There is just too much news these days for me to
print anything else.
HUGE story, for those who haven't
Scientists break speed of light
Jonathan Leake, Science
SCIENTISTS claim they have broken the ultimate speed barrier: the
speed of light.
In research carried out in the United States, particle
physicists have shown that light pulses can be accelerated to up to 300 times
their normal velocity of 186,000 miles per second.
The implications, like the speed, are
mind-boggling. On one interpretation it means that light will arrive at
its destination almost before it has started its journey. In effect, it is
leaping forward in time.
Exact details of the findings remain
confidential because they have been submitted to Nature, the international
scientific journal, for review prior to possible publication.
The work was carried out by Dr Lijun Wang, of the
NEC research institute in Princeton, who transmitted a pulse of light towards a
chamber filled with specially treated caesium gas.
Before the pulse had fully entered the chamber it had gone
right through it and travelled a further 60ft across the laboratory. In
effect it existed in two places at once, a phenomenon that Wang explains by
saying it travelled 300 times faster than light.
The research is already
causing controversy among physicists. What bothers them is that if light
could travel forward in time it could carry information. This would breach
one of the basic principles in physics - causality, which says that a cause must
come before an effect. It would also shatter Einstein's theory of
relativity since it depends in part on the speed of light being
This weekend Wang said he could not give details
but confirmed: "Our light pulses did indeed travel faster than the accepted
speed of light. I hope it will give us a much better understanding of the
nature of light and how it behaves."
Dr. Raymond Chiao, professor of
physics at the University of California at Berkeley, who is familiar with Wang's
work, said he was impressed by the findings. "This is a fascinating experiment,"
In Italy, another group of physicists has also succeeded in
breaking the light speed barrier. In a newly published paper, physicists at the
Italian National Research Council described how they propagated microwaves at
25% above normal light speed. The group speculates that it could be
possible to transmit information faster than light.
Dr. Guenter Nimtz, of
Cologne University, an expert in the field, agrees. He believes that
information can be sent faster than light and last week gave a paper describing
how it could be done to a conference in Edinburgh. He believes,
however, that this will not breach the principle of causality because the time
taken to interpret the signal would fritter away all the savings.
most likely application for this is not in time travel but in speeding up the
way signals move through computer circuits," he said.
is the latest and possibly the most important evidence that the physical world
may not operate according to any of the accepted conventions.
In the new world that modern science is beginning

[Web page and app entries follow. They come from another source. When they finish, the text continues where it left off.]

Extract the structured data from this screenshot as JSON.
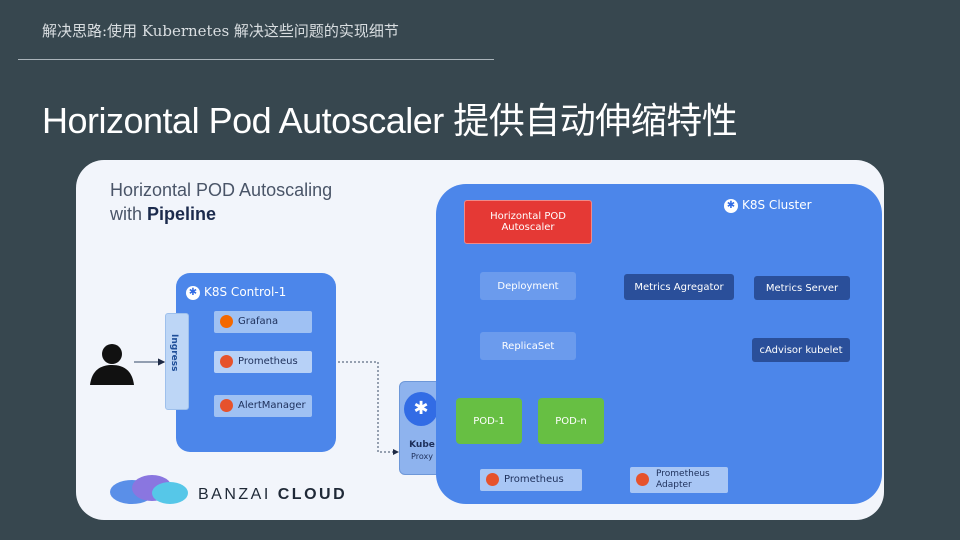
{
  "slide": {
    "subtitle": "解决思路:使用 Kubernetes 解决这些问题的实现细节",
    "title": "Horizontal Pod Autoscaler 提供自动伸缩特性"
  },
  "diagram": {
    "title_line1": "Horizontal POD Autoscaling",
    "title_line2_prefix": "with ",
    "title_line2_bold": "Pipeline",
    "control_plane_label": "K8S Control-1",
    "cluster_label": "K8S Cluster",
    "ingress_label": "Ingress",
    "services": [
      "Grafana",
      "Prometheus",
      "AlertManager"
    ],
    "kube_proxy": {
      "line1": "Kube",
      "line2": "Proxy"
    },
    "hpa_line1": "Horizontal POD",
    "hpa_line2": "Autoscaler",
    "deployment": "Deployment",
    "replicaset": "ReplicaSet",
    "pod1": "POD-1",
    "podn": "POD-n",
    "metrics_aggregator": "Metrics Agregator",
    "metrics_server": "Metrics Server",
    "cadvisor": "cAdvisor kubelet",
    "prometheus_bottom": "Prometheus",
    "prometheus_adapter_line1": "Prometheus",
    "prometheus_adapter_line2": "Adapter",
    "logo_word1": "BANZAI",
    "logo_word2": "CLOUD"
  },
  "colors": {
    "background": "#37474f",
    "panel": "#f2f5fb",
    "cluster_blue": "#4c86ea",
    "hpa_red": "#e53935",
    "pod_green": "#67bf43",
    "dark_box": "#2a4f9a"
  },
  "icons": [
    "user-icon",
    "kubernetes-helm-icon",
    "grafana-icon",
    "prometheus-icon",
    "banzai-cloud-logo"
  ]
}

to perceive, sub-atomic particles can apparently exist in two places at the same
time - making no distinction between space and time.
carried out by Chiao illustrate this. He showed that in certain
circumstances photons - the particles of which light is made - could apparently
jump between two points separated by a barrier in what appears to be zero
time. The process, known as tunnelling, has been used to make some of the
most sensitive electron microscopes.
The implications of Wang's
experiments will arouse fierce debate. Many will question whether his work
can be interpreted as proving that light can exceed its normal speed -
suggesting that another mechanism may be at work.
Neil Turok, professor
of mathematical physics at Cambridge University, said he awaited the details
with interest, but added: "I doubt this will change our view of the fundamental
laws of physics."
Wang emphasises that his experiments are relevant only
to light and may not apply to other physical entities. But scientists are
beginning to accept that man may eventually exploit some of these
characteristics for inter-stellar space travel.
YET ANOTHER big story that you haven't
heard coming up tomorrow...
Since light travels faster than sound, isn't
that why people appear bright until you hear them